### Exercise
The entries need to be copied exactly as they stand, images left out.

BEGIN Given information

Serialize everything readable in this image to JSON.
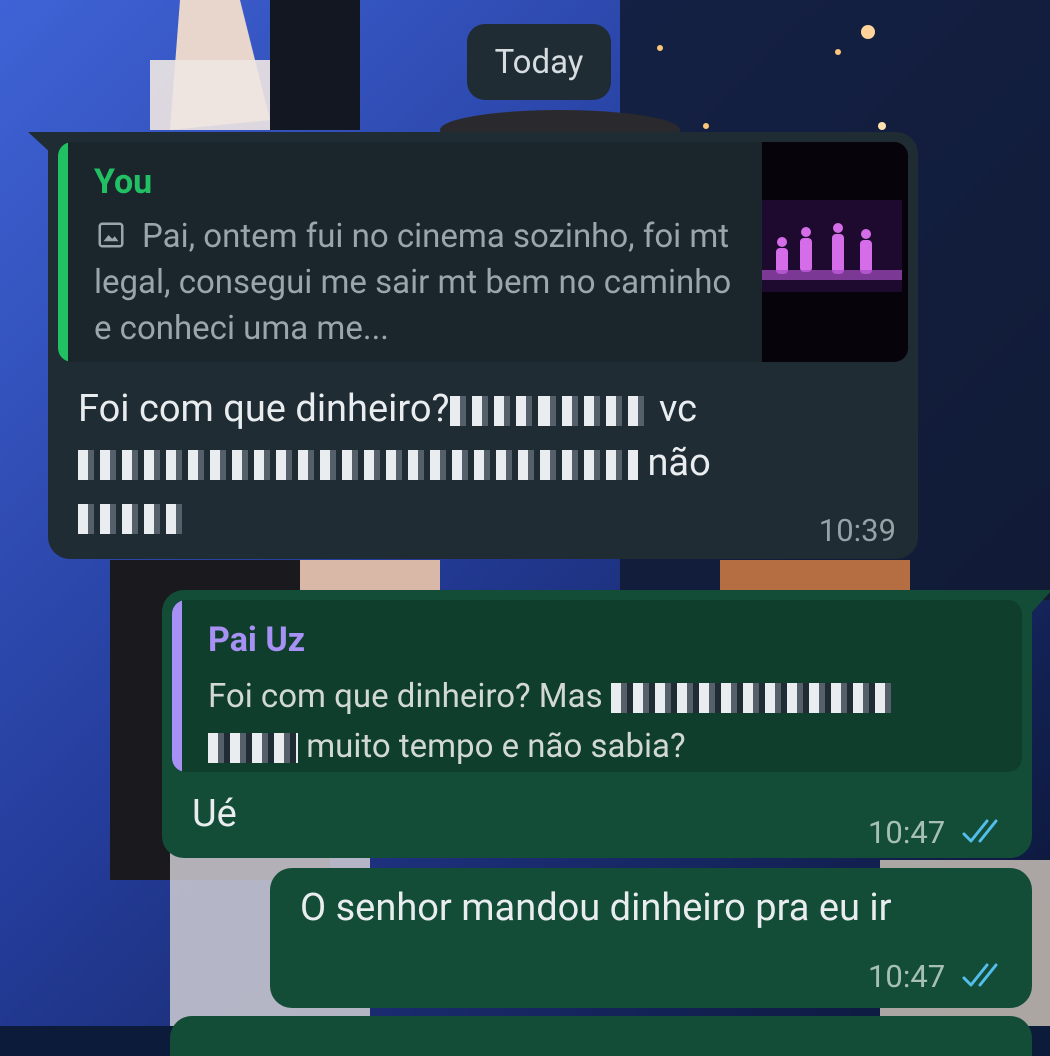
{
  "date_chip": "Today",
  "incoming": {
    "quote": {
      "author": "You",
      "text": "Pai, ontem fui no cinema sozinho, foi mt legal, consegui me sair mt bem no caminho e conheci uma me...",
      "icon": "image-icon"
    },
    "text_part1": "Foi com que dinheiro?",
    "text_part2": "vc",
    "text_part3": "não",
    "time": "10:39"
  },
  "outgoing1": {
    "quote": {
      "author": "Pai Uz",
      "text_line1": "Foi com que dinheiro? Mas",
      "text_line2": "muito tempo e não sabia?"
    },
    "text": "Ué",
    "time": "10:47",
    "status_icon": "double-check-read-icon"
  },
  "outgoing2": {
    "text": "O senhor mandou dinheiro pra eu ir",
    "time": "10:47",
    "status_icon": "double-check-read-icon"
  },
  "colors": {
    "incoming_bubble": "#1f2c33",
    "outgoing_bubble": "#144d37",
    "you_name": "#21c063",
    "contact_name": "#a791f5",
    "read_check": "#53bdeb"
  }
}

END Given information

### The answer
Serialize everything readable in this image to JSON.
{
  "date_chip": "Today",
  "incoming": {
    "quote": {
      "author": "You",
      "text": "Pai, ontem fui no cinema sozinho, foi mt legal, consegui me sair mt bem no caminho e conheci uma me...",
      "icon": "image-icon"
    },
    "text_part1": "Foi com que dinheiro?",
    "text_part2": "vc",
    "text_part3": "não",
    "time": "10:39"
  },
  "outgoing1": {
    "quote": {
      "author": "Pai Uz",
      "text_line1": "Foi com que dinheiro? Mas",
      "text_line2": "muito tempo e não sabia?"
    },
    "text": "Ué",
    "time": "10:47",
    "status_icon": "double-check-read-icon"
  },
  "outgoing2": {
    "text": "O senhor mandou dinheiro pra eu ir",
    "time": "10:47",
    "status_icon": "double-check-read-icon"
  },
  "colors": {
    "incoming_bubble": "#1f2c33",
    "outgoing_bubble": "#144d37",
    "you_name": "#21c063",
    "contact_name": "#a791f5",
    "read_check": "#53bdeb"
  }
}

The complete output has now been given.